After an initial three years in the Army, Brown was discharged and returned home. He was an audio- visual aide at the high school and was married in 1969. Shortly after their union, Brown reenlisted and served another 23 years in military intelligence, specializing in Morse Code. Brown took a moment to pause and credit his wife, Clara, “for everything.” She raised their six children, four girls and two boys, while he was stationed overseas and unable to be home for extended periods of time. Their children are all college graduates and Brown insists he “couldn’t have done anything without her.”
After retiring from the Army in 1992, Brown was certified to teach Junior Reserve Officers’ Training Corps. He worked at the post office for about a year while actively seeking a position at local high schools. At the time, Secretary of State Colin Powell expanded JROTC programs across the United States.
Brown ended up interviewing at and receiving offers at five different schools. In 1993, he chose Elloree High School, currently Lake Marion High School after merging in 2005 and is still there today, teaching consecutively for 31 years.
“Everybody thought I was crazy. ‘You’re going to teach high school kids? They’re not soldiers. They’re not going to listen to you.’ And that’s true. They’re not soldiers.” Brown shares that he’s always been a people person and liked working with his soldiers, not managing from above. “My soldiers didn’t work with me out of fear, they worked with me out of respect.”
He explains that he treated everyone as an individual, not someone to talk down to or curse at. Because of this natural ability to lead compassionately, transitioning from working with soldiers to teaching teenagers wasn’t a stretch for Brown like it was for other veterans. “That’s why I teach 9th graders. I want to get them right out of middle school when they’re still fresh and impressionable.”
A career highlight for Brown, and a testament to his teaching abilities, was in 1995, when Brown wrote to then Senator Strom Thurmond to request his students be considered for Senate Page positions. Pages worked in Washington D.C. for one month, attending school in the mornings and working in the office in the afternoons. Brown didn’t expect an answer because he assumed large donors received the coveted spots. However, Senator Thurmond’s secretary responded to Brown and over a period of 5 years, the Sergent Major sent 35 high school juniors to intern as Senate Pages.

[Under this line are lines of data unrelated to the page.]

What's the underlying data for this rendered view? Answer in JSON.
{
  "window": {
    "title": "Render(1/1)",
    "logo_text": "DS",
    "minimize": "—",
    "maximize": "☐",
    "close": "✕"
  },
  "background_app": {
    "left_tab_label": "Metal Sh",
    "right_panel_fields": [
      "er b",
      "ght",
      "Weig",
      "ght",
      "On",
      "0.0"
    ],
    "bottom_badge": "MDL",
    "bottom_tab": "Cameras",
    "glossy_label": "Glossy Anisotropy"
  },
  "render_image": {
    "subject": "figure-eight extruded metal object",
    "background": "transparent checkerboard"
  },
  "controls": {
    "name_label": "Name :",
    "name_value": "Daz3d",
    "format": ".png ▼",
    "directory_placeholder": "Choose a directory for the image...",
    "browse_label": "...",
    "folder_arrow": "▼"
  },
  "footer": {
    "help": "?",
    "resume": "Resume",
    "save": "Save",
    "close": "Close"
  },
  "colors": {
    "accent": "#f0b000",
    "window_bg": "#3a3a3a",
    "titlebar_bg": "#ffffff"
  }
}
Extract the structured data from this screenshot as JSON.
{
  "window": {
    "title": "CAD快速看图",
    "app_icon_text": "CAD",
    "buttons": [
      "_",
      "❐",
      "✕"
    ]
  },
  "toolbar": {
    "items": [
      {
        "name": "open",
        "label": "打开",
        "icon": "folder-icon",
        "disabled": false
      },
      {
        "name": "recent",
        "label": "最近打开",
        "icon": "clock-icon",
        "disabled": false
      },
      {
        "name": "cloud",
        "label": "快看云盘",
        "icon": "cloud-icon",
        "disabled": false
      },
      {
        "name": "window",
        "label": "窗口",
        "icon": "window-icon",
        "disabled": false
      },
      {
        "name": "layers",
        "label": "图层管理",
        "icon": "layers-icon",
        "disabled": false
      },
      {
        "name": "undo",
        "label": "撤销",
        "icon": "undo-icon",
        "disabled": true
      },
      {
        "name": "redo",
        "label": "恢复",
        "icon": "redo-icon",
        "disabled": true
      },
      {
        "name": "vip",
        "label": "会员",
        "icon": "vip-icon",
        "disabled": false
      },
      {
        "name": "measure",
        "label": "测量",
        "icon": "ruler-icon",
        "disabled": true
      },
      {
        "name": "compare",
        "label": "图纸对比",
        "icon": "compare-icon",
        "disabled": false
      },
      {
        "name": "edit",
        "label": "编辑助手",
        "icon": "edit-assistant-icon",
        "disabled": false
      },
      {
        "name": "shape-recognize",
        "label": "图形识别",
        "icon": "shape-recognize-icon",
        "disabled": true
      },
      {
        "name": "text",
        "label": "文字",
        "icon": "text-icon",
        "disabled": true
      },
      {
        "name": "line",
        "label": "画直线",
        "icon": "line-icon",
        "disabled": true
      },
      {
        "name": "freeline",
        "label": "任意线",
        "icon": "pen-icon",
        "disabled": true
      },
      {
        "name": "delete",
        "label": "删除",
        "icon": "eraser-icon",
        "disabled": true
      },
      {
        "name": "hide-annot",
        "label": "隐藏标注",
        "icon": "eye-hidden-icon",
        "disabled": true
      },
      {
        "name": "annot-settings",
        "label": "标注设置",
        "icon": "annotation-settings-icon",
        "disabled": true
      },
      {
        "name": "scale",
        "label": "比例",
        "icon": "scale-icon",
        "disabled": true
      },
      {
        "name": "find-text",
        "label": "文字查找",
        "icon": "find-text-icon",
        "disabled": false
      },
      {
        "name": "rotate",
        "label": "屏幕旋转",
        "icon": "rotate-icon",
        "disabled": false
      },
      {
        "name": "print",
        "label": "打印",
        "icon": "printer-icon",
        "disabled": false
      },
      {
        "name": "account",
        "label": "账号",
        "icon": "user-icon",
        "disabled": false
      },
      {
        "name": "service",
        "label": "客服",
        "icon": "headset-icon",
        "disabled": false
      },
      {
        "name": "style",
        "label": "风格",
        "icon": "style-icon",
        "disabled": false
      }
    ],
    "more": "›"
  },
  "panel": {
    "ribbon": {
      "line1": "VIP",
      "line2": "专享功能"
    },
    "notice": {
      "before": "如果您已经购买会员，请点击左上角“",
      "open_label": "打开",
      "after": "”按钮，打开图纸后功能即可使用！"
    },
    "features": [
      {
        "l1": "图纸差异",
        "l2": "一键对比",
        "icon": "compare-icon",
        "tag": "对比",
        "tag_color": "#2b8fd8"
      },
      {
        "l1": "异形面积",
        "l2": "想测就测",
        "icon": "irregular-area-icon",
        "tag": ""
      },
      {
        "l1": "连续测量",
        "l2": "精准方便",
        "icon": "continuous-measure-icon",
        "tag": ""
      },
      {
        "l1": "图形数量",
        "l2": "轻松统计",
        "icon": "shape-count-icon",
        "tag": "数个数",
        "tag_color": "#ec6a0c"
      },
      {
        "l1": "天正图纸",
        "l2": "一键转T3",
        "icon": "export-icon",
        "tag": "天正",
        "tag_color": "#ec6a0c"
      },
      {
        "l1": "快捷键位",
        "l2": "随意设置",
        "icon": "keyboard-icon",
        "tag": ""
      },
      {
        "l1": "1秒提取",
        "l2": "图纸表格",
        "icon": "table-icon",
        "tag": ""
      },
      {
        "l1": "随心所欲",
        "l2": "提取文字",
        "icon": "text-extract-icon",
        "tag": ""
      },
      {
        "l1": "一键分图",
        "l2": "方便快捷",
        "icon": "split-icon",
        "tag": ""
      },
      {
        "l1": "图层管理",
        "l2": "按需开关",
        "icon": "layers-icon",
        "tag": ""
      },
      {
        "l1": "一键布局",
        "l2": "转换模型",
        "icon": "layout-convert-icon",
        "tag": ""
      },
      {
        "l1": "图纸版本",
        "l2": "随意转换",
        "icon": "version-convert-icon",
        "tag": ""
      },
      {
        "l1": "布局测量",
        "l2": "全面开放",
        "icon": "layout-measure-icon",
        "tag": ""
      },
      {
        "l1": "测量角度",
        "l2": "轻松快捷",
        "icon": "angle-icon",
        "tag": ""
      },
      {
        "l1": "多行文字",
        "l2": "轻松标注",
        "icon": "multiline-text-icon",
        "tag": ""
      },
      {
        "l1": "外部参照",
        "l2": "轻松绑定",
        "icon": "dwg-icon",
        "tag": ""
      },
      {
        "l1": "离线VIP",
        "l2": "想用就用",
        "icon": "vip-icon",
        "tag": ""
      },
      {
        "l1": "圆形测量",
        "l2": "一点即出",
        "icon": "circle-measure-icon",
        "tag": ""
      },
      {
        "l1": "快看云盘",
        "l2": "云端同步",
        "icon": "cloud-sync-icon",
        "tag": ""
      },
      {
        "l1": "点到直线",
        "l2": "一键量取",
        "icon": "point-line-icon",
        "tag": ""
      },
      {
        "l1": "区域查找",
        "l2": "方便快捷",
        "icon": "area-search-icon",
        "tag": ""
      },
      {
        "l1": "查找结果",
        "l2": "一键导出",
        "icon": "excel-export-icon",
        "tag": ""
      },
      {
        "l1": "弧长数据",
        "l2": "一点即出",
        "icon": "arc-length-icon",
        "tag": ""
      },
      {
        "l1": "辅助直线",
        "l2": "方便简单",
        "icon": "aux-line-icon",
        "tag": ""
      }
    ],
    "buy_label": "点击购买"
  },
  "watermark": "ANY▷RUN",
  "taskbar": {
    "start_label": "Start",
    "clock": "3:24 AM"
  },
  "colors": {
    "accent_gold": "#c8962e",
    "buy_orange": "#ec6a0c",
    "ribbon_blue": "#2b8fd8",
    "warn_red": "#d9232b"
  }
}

Thurmond thanked Brown by writing a letter to the Times-Democrat, retelling how humble and hard-working the JROTC students from Elloree were. Thurmond asked to meet Brown after sending such great students to work for him and in 1999, Brown traveled to D.C. with two students to introduce himself to the senator.
Even today, Brown is still close with students after they’ve graduated. Brown proudly discusses students such as Kimberly Broughton, whom he taught at LMHS and graduated in 2012. Broughton lives in Charlotte and recently traveled to Orangeburg for a Veteran’s Day ceremony specifically to see the Sergent Major. She gifted Brown with a photo of them on her high school graduation day and then a second photo of her and Brown after she received her PhD last year. It’s students like this that keep Brown teaching at 77 years old. In fact, retirement would seem like a given to a man with a such a long, productive career. However, when asked, Sergent Major Brown just gives a sly “I’m thinking about it,” as if he knows he still has more to give.